Currently, there are 46,000 KLA veterans in Kosovo. A list was made up to identify those who deserve pensions from the budget. The IMF unveiled €106 million ($113 million) for the initiative. The first payments were made in 2015. Some 12,000 former KLA members, who fought against the Yugoslavian government and law enforcement agencies in the 1990s, received €170 ($181) each. A Kosovo Liberation Army honor guard stands at attention at the funeral in southwestern Kosovo near Pec and Djakovica for five of 24 Kosovars slain in an ambush in Rogovo last week by Serbian Interior Ministry forces. New Hague Trials 'Irrelevant' if Albanian War Criminals Get Free Pass However, since the time the number of officially registered veterans has increased fourfold. Pristina had to ask the IMF to unveil more funds.
The Kosovar budget for 2017 is €2 billion ($2.1 billion), including money to transform the Kosovo security forces into full-fledged armed forces, which will be funded by the IMF. However, the IMF does not want to give money for pensions for 46,000 KLA veterans. The fund asked Pristina to clarify the number of veterans. The government hopes that if the IMF rejected to give the money the US could do. But the victory of Donald Trump in the US presidential election has put this into question. "After the 1999 war Kosovo received $3.8 billion of international aid. According to different sources, between 2000 and 2010 the region received up to $40 billion.
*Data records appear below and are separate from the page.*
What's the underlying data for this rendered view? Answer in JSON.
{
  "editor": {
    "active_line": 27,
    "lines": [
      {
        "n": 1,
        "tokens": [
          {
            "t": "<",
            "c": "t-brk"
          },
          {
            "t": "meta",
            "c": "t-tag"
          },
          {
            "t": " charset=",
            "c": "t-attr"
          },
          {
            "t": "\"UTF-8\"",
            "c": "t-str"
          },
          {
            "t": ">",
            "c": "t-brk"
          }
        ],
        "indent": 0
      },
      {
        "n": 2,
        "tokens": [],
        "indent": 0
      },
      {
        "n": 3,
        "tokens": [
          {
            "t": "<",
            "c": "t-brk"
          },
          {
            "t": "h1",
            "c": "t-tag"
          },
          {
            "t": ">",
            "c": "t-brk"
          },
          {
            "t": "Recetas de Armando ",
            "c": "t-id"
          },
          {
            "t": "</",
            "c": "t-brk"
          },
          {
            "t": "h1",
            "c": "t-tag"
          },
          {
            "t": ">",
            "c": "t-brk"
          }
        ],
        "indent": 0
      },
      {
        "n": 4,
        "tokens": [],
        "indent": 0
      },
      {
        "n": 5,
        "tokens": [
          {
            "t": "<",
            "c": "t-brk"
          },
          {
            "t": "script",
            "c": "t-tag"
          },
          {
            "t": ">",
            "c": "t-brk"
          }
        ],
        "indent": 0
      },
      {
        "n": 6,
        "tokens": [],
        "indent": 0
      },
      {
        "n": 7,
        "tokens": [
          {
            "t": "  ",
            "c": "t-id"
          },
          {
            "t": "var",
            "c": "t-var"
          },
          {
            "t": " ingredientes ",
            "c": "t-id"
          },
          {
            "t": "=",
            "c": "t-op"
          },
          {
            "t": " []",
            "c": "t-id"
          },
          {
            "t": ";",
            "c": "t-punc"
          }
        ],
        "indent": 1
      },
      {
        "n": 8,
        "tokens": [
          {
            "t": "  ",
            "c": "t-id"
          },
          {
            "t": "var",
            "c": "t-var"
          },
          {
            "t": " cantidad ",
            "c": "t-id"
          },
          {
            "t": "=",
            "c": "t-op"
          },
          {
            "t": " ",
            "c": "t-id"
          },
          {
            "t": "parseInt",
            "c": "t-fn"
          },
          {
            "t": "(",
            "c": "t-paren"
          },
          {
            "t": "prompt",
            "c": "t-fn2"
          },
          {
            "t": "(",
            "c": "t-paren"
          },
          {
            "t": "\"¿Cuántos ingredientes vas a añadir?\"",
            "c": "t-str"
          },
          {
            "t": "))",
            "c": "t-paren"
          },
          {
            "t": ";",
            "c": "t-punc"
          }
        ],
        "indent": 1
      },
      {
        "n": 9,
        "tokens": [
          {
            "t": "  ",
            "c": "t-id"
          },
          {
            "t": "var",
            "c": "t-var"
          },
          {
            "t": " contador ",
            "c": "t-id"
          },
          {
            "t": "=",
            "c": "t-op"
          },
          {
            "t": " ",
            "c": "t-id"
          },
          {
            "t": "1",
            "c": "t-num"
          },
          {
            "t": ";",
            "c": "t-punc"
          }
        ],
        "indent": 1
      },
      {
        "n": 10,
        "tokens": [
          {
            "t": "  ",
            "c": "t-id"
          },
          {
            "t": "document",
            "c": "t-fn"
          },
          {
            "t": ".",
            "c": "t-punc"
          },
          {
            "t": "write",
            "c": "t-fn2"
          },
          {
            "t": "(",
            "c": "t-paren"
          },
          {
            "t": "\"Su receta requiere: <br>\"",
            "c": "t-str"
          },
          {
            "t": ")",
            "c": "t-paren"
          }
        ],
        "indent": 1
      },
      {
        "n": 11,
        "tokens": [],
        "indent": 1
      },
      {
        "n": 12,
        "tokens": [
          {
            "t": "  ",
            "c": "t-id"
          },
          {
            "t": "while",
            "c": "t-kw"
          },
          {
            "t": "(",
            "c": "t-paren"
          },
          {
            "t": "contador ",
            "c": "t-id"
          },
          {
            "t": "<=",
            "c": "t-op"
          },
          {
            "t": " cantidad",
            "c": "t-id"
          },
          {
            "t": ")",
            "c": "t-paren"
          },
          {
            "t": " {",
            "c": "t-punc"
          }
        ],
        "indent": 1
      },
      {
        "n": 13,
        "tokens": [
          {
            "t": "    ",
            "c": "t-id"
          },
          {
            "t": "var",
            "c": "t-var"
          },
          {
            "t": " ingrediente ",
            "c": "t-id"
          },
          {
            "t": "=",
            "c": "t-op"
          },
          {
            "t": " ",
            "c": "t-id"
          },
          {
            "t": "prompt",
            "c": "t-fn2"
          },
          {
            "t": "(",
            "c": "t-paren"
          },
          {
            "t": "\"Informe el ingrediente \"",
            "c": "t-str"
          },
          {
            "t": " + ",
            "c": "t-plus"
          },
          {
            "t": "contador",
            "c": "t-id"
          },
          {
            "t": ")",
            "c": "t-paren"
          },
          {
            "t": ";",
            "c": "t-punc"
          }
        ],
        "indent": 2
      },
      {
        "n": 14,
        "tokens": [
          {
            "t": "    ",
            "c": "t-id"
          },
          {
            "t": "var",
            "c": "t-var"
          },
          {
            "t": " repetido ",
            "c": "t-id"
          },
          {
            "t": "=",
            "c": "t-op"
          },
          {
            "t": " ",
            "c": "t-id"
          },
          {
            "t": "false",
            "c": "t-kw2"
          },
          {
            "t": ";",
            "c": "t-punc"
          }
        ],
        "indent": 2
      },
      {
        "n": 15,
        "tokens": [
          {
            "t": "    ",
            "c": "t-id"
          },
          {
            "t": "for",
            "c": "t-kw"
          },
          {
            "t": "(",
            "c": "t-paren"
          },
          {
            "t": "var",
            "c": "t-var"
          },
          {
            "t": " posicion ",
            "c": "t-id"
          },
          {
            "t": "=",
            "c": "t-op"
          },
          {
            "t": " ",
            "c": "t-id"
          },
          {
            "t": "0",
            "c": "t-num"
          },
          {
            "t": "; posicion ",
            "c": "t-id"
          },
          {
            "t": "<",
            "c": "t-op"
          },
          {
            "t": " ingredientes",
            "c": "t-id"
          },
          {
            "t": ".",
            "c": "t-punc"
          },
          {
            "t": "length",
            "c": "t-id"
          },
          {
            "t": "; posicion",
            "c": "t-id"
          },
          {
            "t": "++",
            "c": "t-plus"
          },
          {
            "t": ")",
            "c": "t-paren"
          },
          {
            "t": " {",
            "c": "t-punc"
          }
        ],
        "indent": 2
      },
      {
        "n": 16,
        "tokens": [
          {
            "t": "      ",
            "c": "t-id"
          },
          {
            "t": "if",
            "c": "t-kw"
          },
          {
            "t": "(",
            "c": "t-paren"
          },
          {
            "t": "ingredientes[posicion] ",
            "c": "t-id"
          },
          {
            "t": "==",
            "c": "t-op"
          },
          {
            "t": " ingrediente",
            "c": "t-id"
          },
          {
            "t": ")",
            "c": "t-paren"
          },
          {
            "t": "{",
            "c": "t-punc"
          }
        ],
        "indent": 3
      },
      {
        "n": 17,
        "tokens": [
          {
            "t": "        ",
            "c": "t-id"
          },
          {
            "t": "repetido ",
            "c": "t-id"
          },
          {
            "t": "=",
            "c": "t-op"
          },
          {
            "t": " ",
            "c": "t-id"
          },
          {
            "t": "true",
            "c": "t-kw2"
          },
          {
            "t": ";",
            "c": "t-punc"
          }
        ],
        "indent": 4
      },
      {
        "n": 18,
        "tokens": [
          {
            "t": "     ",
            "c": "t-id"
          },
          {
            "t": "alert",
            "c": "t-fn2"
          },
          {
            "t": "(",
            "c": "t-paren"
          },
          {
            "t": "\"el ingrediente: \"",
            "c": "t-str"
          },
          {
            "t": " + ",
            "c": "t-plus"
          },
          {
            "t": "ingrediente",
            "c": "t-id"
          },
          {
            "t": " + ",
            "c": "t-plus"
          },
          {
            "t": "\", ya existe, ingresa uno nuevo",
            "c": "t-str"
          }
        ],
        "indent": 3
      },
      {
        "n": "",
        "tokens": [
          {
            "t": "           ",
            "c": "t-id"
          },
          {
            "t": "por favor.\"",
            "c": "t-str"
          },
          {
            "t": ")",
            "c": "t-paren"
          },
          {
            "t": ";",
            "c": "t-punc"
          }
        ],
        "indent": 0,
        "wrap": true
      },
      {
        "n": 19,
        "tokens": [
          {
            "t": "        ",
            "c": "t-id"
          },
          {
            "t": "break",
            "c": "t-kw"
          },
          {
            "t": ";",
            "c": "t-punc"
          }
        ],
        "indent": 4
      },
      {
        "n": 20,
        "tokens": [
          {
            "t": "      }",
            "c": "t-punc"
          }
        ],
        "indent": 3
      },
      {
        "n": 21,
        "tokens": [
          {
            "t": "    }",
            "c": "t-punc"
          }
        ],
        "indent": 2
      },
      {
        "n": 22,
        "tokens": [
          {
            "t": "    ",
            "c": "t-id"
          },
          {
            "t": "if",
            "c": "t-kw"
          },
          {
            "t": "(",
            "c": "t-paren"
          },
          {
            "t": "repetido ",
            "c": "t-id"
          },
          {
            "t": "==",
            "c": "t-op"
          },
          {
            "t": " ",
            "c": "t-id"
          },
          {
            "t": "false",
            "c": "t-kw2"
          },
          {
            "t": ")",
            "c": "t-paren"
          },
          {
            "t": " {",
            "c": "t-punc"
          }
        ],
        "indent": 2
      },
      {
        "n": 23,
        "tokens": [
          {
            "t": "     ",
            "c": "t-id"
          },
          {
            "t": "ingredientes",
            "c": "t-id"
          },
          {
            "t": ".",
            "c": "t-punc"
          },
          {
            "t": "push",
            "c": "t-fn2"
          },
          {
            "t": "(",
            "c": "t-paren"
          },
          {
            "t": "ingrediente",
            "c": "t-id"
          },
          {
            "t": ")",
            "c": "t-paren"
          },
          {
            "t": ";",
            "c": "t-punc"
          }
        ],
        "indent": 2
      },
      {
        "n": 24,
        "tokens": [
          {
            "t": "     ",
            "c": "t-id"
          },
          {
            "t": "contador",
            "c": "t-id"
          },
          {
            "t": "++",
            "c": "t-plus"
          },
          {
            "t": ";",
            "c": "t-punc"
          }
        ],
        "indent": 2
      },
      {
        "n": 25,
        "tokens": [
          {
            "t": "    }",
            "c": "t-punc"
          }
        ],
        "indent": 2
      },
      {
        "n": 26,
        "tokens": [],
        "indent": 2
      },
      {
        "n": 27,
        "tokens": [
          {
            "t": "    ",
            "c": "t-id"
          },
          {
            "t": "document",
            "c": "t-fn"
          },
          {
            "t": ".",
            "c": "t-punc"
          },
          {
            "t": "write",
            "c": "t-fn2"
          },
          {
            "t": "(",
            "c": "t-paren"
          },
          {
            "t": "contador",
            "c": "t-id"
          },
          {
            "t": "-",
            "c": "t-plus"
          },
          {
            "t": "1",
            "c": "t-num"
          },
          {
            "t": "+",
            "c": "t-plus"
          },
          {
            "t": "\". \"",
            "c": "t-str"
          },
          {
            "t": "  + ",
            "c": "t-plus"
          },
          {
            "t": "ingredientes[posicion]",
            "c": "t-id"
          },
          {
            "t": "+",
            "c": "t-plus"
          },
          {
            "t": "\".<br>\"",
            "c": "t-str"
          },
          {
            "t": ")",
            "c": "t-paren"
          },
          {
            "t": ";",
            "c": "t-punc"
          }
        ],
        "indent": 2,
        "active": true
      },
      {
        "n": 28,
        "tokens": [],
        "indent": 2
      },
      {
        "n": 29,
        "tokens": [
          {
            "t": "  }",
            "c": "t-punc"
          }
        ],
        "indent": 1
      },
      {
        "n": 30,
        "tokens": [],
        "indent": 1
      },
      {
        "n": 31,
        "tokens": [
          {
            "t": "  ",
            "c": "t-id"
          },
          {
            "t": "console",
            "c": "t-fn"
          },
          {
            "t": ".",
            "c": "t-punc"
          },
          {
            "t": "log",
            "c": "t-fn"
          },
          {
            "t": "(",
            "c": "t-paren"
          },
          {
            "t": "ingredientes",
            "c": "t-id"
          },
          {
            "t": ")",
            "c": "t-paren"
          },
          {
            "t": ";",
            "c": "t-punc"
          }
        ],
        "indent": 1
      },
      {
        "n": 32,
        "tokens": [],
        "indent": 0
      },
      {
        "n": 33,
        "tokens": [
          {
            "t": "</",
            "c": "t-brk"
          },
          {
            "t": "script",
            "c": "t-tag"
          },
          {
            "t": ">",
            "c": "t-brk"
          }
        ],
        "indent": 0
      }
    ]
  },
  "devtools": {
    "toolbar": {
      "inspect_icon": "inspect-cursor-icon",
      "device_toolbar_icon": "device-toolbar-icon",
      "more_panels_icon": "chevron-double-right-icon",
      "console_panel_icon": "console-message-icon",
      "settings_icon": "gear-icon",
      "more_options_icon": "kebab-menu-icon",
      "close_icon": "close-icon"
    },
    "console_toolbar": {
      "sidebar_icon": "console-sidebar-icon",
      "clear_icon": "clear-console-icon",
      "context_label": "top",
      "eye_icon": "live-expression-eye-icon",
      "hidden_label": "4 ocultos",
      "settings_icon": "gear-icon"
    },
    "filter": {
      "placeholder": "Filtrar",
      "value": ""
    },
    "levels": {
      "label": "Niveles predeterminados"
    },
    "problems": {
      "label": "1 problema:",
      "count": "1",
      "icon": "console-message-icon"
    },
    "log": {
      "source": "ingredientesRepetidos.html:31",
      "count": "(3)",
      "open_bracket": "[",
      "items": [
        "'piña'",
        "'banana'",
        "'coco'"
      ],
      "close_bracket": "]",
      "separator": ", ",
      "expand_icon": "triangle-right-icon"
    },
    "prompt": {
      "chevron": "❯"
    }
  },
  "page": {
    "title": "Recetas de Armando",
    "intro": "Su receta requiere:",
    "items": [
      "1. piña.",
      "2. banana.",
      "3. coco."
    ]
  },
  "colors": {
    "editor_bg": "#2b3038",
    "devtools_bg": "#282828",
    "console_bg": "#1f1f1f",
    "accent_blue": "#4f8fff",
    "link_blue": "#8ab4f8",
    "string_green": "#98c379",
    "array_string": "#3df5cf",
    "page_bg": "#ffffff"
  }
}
Part of this money could have been paid to those fighting now in the ranks of Daesh," the journalist wrote.